== Action item ==
The word "Schoolsupport" marks the lines to copy; find all of them in the entries below.

○ ○ ○

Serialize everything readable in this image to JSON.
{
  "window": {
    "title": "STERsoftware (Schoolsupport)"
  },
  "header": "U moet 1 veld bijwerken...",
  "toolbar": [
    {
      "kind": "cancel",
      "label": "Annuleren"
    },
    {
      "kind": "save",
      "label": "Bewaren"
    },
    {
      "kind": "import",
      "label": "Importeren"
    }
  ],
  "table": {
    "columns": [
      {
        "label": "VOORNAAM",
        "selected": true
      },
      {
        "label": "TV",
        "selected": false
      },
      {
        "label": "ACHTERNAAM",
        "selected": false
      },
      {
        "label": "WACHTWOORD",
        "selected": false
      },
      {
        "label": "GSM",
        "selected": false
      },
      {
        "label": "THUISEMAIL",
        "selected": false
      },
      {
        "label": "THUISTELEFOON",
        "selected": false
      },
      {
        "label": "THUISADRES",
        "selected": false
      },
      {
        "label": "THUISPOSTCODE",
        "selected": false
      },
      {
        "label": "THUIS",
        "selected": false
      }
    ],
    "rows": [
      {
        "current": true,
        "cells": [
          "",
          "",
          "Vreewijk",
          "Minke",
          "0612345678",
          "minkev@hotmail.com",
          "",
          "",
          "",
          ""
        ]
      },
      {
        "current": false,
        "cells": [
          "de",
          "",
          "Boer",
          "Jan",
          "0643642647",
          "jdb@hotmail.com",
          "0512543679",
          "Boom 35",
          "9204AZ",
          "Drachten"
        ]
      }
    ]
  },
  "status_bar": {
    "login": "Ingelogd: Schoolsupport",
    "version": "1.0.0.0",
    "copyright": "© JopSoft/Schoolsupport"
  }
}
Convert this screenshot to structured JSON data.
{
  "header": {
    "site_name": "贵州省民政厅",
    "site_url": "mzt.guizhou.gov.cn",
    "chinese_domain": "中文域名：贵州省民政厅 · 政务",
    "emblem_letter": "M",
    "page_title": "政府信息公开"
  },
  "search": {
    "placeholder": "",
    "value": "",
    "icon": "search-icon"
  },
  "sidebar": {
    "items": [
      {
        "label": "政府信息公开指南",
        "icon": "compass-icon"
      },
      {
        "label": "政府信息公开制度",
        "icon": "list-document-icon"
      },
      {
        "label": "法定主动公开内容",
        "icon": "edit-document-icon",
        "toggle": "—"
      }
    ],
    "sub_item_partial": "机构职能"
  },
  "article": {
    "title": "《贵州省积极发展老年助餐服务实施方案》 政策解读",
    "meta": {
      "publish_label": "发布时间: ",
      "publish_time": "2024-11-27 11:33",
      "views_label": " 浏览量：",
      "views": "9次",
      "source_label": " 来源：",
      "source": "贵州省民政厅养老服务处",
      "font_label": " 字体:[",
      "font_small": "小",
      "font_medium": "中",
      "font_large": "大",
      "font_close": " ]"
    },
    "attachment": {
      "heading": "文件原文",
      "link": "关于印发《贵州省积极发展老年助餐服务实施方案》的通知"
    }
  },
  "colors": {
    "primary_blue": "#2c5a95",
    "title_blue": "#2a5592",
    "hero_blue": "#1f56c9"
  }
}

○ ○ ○

== Response below ==
    "title": "STERsoftware (Schoolsupport)"
    "login": "Ingelogd: Schoolsupport",
    "copyright": "© JopSoft/Schoolsupport"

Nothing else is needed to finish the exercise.